It was a cool and misty 4:00 am at the cargo complex at LAX airport. We all chatted on our way out to the awaiting 747 that we were to pilot half way across the globe. There were four of us pilots because it was such a long flight, with one captain and three first officers. Because of the strong headwinds across the Pacific, we wouldn’t be over much water on our way to Hong Kong because the flight was planned well North of the great circle route. After departure, we would head up toward Anchorage, and even pass overhead Mongolia before coming back East to Hong Kong. After taxiing out to the runway, we were cleared for takeoff. The toga buttons were pressed and the huge engines roared to life. As we lifted off the runway, I let out a small sigh as I looked at the computer generated time remaining. It read 15 hrs, 15 mins.
I started my last 10 day trip with this LAX-HKG flight.
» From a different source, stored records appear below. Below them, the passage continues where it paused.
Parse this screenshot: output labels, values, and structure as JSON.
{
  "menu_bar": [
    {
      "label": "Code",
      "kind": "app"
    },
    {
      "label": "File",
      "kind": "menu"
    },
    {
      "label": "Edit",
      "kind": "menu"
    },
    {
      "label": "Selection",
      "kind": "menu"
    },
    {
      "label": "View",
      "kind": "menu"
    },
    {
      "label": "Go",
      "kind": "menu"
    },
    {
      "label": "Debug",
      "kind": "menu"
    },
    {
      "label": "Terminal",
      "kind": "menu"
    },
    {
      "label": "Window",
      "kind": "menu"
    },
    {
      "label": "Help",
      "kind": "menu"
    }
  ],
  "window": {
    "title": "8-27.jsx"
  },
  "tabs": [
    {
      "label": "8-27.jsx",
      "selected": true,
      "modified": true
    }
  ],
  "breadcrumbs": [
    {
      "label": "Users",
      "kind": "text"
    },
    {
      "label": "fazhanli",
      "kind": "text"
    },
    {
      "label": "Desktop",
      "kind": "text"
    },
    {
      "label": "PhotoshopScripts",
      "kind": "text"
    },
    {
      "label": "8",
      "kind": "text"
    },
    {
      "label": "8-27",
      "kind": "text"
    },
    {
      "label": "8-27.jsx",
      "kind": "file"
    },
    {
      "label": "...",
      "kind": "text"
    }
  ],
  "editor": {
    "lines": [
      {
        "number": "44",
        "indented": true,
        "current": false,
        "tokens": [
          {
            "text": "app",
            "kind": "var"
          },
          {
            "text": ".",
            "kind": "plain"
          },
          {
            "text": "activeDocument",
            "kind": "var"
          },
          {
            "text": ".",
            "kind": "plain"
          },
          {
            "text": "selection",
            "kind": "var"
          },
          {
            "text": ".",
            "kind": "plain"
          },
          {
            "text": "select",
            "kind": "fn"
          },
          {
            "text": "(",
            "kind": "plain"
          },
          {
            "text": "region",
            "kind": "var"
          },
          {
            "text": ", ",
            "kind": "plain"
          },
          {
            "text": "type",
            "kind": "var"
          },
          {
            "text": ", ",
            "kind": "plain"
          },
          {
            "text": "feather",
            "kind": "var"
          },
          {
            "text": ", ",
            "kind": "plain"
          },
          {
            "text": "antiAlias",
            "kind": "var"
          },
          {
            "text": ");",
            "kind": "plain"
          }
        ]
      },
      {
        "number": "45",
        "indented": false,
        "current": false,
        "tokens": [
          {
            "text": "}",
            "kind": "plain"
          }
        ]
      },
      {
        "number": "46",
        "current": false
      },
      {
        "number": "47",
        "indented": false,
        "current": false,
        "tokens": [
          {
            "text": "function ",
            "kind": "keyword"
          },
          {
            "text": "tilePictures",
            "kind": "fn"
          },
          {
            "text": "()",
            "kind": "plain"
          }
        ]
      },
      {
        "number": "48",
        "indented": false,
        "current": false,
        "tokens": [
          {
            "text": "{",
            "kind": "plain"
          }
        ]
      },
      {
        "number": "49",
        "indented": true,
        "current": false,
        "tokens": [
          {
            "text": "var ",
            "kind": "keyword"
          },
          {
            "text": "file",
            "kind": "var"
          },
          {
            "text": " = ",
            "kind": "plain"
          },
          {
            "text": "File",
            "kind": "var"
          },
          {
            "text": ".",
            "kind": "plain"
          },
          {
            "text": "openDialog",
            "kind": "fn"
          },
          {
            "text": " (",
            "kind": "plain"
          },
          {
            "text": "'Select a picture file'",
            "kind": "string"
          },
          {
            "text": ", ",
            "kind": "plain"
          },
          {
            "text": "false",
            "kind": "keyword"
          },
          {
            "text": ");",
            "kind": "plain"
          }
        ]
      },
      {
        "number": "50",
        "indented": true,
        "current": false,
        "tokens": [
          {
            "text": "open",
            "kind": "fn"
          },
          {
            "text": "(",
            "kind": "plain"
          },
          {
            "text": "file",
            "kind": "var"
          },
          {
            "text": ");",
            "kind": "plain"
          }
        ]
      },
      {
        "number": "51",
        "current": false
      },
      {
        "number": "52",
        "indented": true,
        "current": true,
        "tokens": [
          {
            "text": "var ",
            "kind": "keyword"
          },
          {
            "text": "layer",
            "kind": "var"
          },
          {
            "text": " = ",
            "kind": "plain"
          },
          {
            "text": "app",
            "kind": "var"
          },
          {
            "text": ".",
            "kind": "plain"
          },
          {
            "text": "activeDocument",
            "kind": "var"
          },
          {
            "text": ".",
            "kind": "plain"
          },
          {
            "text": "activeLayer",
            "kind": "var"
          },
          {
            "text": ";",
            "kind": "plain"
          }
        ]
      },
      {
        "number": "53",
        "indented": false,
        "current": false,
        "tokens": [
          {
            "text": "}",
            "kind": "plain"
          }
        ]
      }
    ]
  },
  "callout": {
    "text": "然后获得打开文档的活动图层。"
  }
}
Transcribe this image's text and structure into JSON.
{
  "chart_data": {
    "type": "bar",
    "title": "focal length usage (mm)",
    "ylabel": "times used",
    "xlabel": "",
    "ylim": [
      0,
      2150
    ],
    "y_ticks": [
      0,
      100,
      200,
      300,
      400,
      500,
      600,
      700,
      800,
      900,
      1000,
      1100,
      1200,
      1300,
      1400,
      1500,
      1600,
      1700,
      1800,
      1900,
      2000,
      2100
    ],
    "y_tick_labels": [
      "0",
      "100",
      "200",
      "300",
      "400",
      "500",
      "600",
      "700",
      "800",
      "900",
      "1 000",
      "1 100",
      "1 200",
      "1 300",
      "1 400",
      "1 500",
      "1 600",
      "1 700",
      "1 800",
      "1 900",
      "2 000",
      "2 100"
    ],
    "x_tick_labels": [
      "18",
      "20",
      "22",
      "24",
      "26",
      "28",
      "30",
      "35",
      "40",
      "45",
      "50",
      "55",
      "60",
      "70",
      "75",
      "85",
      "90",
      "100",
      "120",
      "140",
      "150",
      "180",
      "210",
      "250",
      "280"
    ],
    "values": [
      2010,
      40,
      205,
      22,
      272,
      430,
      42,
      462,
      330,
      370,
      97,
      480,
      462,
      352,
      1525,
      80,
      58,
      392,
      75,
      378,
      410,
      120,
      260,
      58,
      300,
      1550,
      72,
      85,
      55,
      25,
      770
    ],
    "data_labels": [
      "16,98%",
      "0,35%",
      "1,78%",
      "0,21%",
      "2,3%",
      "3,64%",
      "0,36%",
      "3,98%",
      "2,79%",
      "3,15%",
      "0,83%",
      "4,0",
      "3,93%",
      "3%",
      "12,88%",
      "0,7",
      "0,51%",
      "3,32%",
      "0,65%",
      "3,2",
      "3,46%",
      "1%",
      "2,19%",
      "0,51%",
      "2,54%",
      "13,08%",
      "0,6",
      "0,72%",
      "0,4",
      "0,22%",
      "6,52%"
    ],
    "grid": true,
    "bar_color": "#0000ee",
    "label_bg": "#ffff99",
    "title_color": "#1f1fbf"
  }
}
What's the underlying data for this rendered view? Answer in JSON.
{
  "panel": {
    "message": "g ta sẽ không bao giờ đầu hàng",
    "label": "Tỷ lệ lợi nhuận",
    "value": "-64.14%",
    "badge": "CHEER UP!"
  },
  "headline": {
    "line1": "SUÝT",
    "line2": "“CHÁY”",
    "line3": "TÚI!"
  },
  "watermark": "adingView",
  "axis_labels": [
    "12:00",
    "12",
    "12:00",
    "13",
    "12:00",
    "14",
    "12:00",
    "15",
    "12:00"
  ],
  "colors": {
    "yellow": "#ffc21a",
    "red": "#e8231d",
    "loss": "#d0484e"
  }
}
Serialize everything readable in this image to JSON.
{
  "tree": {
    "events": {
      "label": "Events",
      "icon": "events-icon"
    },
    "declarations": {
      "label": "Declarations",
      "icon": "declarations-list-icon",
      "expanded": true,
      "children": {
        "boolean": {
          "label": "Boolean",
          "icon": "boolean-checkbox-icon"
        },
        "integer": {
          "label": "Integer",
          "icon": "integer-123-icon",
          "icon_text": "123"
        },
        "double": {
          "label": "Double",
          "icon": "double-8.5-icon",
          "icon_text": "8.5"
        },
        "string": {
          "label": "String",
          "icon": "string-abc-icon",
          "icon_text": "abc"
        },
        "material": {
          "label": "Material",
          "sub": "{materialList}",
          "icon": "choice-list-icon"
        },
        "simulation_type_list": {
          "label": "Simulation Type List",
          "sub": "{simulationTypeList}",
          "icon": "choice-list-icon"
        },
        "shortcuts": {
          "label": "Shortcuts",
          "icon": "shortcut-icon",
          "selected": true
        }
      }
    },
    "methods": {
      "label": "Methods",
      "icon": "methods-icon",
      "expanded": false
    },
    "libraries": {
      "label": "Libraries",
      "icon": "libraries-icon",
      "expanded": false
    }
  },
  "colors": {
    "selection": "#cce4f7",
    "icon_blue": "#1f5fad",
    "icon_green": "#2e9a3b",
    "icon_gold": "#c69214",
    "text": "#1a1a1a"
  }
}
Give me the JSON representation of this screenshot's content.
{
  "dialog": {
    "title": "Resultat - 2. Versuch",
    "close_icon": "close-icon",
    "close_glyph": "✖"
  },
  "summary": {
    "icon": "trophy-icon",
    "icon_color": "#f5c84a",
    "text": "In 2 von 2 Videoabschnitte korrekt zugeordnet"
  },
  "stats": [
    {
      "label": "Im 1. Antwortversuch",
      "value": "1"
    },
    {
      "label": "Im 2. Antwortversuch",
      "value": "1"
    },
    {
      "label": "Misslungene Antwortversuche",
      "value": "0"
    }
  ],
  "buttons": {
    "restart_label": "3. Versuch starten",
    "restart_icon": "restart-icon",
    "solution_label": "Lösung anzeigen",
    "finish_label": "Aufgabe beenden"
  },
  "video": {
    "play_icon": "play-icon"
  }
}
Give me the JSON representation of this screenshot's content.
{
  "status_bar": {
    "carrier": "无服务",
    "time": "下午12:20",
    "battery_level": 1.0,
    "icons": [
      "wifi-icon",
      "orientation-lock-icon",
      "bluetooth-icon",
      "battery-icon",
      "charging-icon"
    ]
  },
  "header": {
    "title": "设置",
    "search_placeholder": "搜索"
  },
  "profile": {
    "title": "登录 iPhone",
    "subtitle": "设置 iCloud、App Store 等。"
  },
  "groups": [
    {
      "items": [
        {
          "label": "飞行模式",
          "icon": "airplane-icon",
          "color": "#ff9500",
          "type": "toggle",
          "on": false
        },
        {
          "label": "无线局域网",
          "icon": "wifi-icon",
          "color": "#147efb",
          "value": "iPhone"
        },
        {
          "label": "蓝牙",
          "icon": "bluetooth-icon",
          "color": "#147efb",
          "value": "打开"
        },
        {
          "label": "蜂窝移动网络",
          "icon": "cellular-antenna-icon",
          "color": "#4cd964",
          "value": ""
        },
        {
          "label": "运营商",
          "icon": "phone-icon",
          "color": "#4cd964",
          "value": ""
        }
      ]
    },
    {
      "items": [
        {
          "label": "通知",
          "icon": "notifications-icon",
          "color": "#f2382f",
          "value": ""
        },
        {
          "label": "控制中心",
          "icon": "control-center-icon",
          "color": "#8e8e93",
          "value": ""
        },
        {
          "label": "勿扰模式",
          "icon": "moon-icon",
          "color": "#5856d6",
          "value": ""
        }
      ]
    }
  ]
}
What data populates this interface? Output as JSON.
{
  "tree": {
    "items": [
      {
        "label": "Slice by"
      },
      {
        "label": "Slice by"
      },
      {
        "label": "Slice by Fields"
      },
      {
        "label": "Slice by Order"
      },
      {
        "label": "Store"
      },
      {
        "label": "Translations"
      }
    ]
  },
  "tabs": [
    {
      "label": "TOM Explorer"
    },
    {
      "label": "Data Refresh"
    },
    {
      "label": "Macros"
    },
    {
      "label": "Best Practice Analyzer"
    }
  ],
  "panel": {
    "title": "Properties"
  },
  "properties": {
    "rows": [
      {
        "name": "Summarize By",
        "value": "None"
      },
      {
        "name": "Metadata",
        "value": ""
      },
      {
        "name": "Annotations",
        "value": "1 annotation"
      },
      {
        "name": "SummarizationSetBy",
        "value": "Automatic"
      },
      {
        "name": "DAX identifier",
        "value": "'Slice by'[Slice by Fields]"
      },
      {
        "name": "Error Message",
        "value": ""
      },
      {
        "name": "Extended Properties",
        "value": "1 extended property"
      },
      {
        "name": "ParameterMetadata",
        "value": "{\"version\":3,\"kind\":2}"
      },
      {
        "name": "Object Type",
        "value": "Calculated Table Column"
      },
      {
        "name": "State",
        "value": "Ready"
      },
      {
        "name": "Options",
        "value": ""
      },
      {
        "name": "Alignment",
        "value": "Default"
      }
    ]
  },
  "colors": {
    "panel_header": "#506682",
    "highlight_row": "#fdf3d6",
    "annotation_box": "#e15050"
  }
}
This ultra long-haul flight can end up being quite nice because any flight over 12 hours gets a fourth pilot. With four, we can split the flight up in half and hopefully sleep for half the time we are airborne. The best situation is when the flight has two Hong Kong based gents and two LA based pilots. This is because HKG guys are ready to sleep while we are awake, and vice versa, so the rest-work cycle helps all four of us. On today’s flight, we had four pilots, but all four of us were North Americans. The SuperBowl was the night before and it was early for all of us.
One of the other F/O’s was going to fly us and I did the walk around. When it’s 110°F on the ramp in Bangkok, the walk around is a quick one. It’s also a quick one in the -30°F in Fairbanks, except for an extra linger around the pack outlets for the air-conditioning — warm even on the coldest days. However, today is was a cool 65° and I took my time and enjoyed it. On this length of flight, each of us will get two business class meals to heat up, plus salads, sandwiches, snacks, and lots of drinks. None of this has helped my waistline over the years.
I’ve flown Anchorage to Hong Kong a lot of times, and depending on the time of year, it’s usually around 10-11 hours. On this day, it was six hours to overhead Anchorage! So, from then on, it was just a normal flight like I am used to. The route of flight actually does makes sense, especially when the strong head winds are considered and one gets their mind wrapped around great circle flying. The strong jet stream winds whip really hard from West to East mostly around the central Pacific. If we travel really far North, even though it adds track miles, we burn less fuel because we are fighting much fewer winds.
The route plot shows how far North and West we went, including west of Beijing and over Mongolia. The straight line on this type of map is the great circle route, or the most direct path between the two cities, or points on the globe. The long and winding line is our actual path. The closer we are to the great circle line, the more efficient we are in a no-wind condition. You can see how strong winter jet streams can affect where we fly. Another good thing about this map is that it shows more clearly how the great circle route makes sense. If we were to fly out over Hawaii and the Philippines to go from LAX to HKG, you can see just how much farther that would be, even though that would be the path many people would assume we would take.
In the winter, another concern about being so far North is the temperature of the fuel out there in the wings. Jet fuel has minimum temperatures that have to be maintained or it can gel. When we spend multiple hours in -75°F air, it doesn’t take too long for the fuel to get cold. The remedy is to speed up (if there is enough fuel to rationalize the extra burn) or descend into warmer air. Speeding up will warm the airplane slowly, because of friction with more air molecules produces a little more heat. Not enough to warm your hands by, but maybe just enough to slow the rate of temperature loss in the fuel until we are in a warmer climate.
This flight was the beginning of a W pattern for me, where I cross the Pacific four times before coming home. At the end of a trip like that, where most of the flying is on the wrong side of the clock, I’m usually spent when I get home. Even so, it is still an amazing thing to take off out of Los Angeles and touch down 16 hours later on the other side of the planet. Our newest 747, the -8, is so efficient that with medium freight loads, it can actually make it from LAX to Singapore or farther. Wow! Hey, I love flying, but that might be a little too long, even for me!